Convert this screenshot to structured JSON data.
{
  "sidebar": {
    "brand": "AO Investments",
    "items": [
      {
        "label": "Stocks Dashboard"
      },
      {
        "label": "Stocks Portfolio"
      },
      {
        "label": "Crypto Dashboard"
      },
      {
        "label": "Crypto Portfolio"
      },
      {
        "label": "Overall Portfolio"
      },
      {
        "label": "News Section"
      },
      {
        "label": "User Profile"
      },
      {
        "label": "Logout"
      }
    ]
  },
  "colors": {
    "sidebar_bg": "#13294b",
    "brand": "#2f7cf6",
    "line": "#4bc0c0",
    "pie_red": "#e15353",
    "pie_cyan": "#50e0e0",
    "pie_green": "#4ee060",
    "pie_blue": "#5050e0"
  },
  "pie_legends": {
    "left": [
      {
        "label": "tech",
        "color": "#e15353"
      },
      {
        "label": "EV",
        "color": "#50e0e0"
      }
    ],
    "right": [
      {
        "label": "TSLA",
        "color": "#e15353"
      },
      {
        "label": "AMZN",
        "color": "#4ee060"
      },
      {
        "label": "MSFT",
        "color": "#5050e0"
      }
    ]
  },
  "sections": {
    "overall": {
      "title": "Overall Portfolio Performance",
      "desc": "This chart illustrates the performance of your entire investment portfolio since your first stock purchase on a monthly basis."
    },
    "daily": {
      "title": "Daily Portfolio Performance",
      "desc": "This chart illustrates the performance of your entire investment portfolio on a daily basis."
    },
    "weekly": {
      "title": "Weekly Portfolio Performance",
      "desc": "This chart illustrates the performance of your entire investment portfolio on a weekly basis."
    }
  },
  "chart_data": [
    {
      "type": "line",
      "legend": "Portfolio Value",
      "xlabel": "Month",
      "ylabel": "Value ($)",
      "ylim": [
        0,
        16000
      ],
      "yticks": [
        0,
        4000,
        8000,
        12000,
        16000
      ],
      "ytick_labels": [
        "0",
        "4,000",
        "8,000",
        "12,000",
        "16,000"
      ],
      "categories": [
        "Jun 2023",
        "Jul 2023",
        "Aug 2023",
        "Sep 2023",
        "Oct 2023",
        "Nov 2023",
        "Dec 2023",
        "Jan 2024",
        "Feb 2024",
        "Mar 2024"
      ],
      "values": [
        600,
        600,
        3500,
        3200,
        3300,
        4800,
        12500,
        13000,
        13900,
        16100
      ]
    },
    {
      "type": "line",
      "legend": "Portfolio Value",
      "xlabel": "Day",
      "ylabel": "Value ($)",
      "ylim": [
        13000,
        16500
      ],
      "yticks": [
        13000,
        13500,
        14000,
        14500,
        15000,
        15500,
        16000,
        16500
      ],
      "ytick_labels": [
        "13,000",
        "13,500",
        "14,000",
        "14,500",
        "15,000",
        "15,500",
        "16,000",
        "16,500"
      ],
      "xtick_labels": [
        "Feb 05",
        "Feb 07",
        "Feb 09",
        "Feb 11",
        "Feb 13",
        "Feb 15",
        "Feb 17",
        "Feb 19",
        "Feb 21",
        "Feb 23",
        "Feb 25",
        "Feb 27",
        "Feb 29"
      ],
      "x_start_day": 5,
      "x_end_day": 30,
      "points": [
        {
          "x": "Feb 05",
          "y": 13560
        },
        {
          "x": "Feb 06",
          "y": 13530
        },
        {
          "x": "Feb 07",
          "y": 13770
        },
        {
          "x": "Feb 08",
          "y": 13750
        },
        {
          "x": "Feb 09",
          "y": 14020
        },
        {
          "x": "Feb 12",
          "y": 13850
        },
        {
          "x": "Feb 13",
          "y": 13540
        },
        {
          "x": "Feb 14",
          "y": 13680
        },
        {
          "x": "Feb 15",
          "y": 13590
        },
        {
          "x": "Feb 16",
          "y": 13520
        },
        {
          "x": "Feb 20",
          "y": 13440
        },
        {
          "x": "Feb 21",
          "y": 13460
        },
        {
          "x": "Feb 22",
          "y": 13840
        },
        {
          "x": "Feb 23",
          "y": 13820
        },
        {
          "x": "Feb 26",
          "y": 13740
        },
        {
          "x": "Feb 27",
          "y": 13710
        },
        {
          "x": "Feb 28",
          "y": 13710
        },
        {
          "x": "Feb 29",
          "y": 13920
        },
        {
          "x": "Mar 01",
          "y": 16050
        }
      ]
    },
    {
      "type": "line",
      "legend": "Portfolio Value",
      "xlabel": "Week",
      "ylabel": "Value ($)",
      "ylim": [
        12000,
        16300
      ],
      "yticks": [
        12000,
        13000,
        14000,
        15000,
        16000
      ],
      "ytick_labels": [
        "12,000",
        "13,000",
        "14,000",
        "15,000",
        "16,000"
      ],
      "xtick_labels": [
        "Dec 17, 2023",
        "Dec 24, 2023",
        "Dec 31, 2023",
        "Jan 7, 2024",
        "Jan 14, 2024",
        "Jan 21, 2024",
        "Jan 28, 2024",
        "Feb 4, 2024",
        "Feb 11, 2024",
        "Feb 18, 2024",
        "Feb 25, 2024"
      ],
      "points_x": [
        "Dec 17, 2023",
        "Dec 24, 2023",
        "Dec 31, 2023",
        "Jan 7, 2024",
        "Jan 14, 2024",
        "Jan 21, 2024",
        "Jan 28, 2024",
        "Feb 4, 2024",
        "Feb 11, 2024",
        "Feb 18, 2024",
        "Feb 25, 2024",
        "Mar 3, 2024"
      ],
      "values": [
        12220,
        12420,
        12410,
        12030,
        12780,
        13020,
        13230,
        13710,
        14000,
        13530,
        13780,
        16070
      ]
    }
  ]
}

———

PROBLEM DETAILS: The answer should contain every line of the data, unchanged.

SOLUTION FOR THIS TASK:
Convert this screenshot to structured JSON data.
{
  "sidebar": {
    "brand": "AO Investments",
    "items": [
      {
        "label": "Stocks Dashboard"
      },
      {
        "label": "Stocks Portfolio"
      },
      {
        "label": "Crypto Dashboard"
      },
      {
        "label": "Crypto Portfolio"
      },
      {
        "label": "Overall Portfolio"
      },
      {
        "label": "News Section"
      },
      {
        "label": "User Profile"
      },
      {
        "label": "Logout"
      }
    ]
  },
  "colors": {
    "sidebar_bg": "#13294b",
    "brand": "#2f7cf6",
    "line": "#4bc0c0",
    "pie_red": "#e15353",
    "pie_cyan": "#50e0e0",
    "pie_green": "#4ee060",
    "pie_blue": "#5050e0"
  },
  "pie_legends": {
    "left": [
      {
        "label": "tech",
        "color": "#e15353"
      },
      {
        "label": "EV",
        "color": "#50e0e0"
      }
    ],
    "right": [
      {
        "label": "TSLA",
        "color": "#e15353"
      },
      {
        "label": "AMZN",
        "color": "#4ee060"
      },
      {
        "label": "MSFT",
        "color": "#5050e0"
      }
    ]
  },
  "sections": {
    "overall": {
      "title": "Overall Portfolio Performance",
      "desc": "This chart illustrates the performance of your entire investment portfolio since your first stock purchase on a monthly basis."
    },
    "daily": {
      "title": "Daily Portfolio Performance",
      "desc": "This chart illustrates the performance of your entire investment portfolio on a daily basis."
    },
    "weekly": {
      "title": "Weekly Portfolio Performance",
      "desc": "This chart illustrates the performance of your entire investment portfolio on a weekly basis."
    }
  },
  "chart_data": [
    {
      "type": "line",
      "legend": "Portfolio Value",
      "xlabel": "Month",
      "ylabel": "Value ($)",
      "ylim": [
        0,
        16000
      ],
      "yticks": [
        0,
        4000,
        8000,
        12000,
        16000
      ],
      "ytick_labels": [
        "0",
        "4,000",
        "8,000",
        "12,000",
        "16,000"
      ],
      "categories": [
        "Jun 2023",
        "Jul 2023",
        "Aug 2023",
        "Sep 2023",
        "Oct 2023",
        "Nov 2023",
        "Dec 2023",
        "Jan 2024",
        "Feb 2024",
        "Mar 2024"
      ],
      "values": [
        600,
        600,
        3500,
        3200,
        3300,
        4800,
        12500,
        13000,
        13900,
        16100
      ]
    },
    {
      "type": "line",
      "legend": "Portfolio Value",
      "xlabel": "Day",
      "ylabel": "Value ($)",
      "ylim": [
        13000,
        16500
      ],
      "yticks": [
        13000,
        13500,
        14000,
        14500,
        15000,
        15500,
        16000,
        16500
      ],
      "ytick_labels": [
        "13,000",
        "13,500",
        "14,000",
        "14,500",
        "15,000",
        "15,500",
        "16,000",
        "16,500"
      ],
      "xtick_labels": [
        "Feb 05",
        "Feb 07",
        "Feb 09",
        "Feb 11",
        "Feb 13",
        "Feb 15",
        "Feb 17",
        "Feb 19",
        "Feb 21",
        "Feb 23",
        "Feb 25",
        "Feb 27",
        "Feb 29"
      ],
      "x_start_day": 5,
      "x_end_day": 30,
      "points": [
        {
          "x": "Feb 05",
          "y": 13560
        },
        {
          "x": "Feb 06",
          "y": 13530
        },
        {
          "x": "Feb 07",
          "y": 13770
        },
        {
          "x": "Feb 08",
          "y": 13750
        },
        {
          "x": "Feb 09",
          "y": 14020
        },
        {
          "x": "Feb 12",
          "y": 13850
        },
        {
          "x": "Feb 13",
          "y": 13540
        },
        {
          "x": "Feb 14",
          "y": 13680
        },
        {
          "x": "Feb 15",
          "y": 13590
        },
        {
          "x": "Feb 16",
          "y": 13520
        },
        {
          "x": "Feb 20",
          "y": 13440
        },
        {
          "x": "Feb 21",
          "y": 13460
        },
        {
          "x": "Feb 22",
          "y": 13840
        },
        {
          "x": "Feb 23",
          "y": 13820
        },
        {
          "x": "Feb 26",
          "y": 13740
        },
        {
          "x": "Feb 27",
          "y": 13710
        },
        {
          "x": "Feb 28",
          "y": 13710
        },
        {
          "x": "Feb 29",
          "y": 13920
        },
        {
          "x": "Mar 01",
          "y": 16050
        }
      ]
    },
    {
      "type": "line",
      "legend": "Portfolio Value",
      "xlabel": "Week",
      "ylabel": "Value ($)",
      "ylim": [
        12000,
        16300
      ],
      "yticks": [
        12000,
        13000,
        14000,
        15000,
        16000
      ],
      "ytick_labels": [
        "12,000",
        "13,000",
        "14,000",
        "15,000",
        "16,000"
      ],
      "xtick_labels": [
        "Dec 17, 2023",
        "Dec 24, 2023",
        "Dec 31, 2023",
        "Jan 7, 2024",
        "Jan 14, 2024",
        "Jan 21, 2024",
        "Jan 28, 2024",
        "Feb 4, 2024",
        "Feb 11, 2024",
        "Feb 18, 2024",
        "Feb 25, 2024"
      ],
      "points_x": [
        "Dec 17, 2023",
        "Dec 24, 2023",
        "Dec 31, 2023",
        "Jan 7, 2024",
        "Jan 14, 2024",
        "Jan 21, 2024",
        "Jan 28, 2024",
        "Feb 4, 2024",
        "Feb 11, 2024",
        "Feb 18, 2024",
        "Feb 25, 2024",
        "Mar 3, 2024"
      ],
      "values": [
        12220,
        12420,
        12410,
        12030,
        12780,
        13020,
        13230,
        13710,
        14000,
        13530,
        13780,
        16070
      ]
    }
  ]
}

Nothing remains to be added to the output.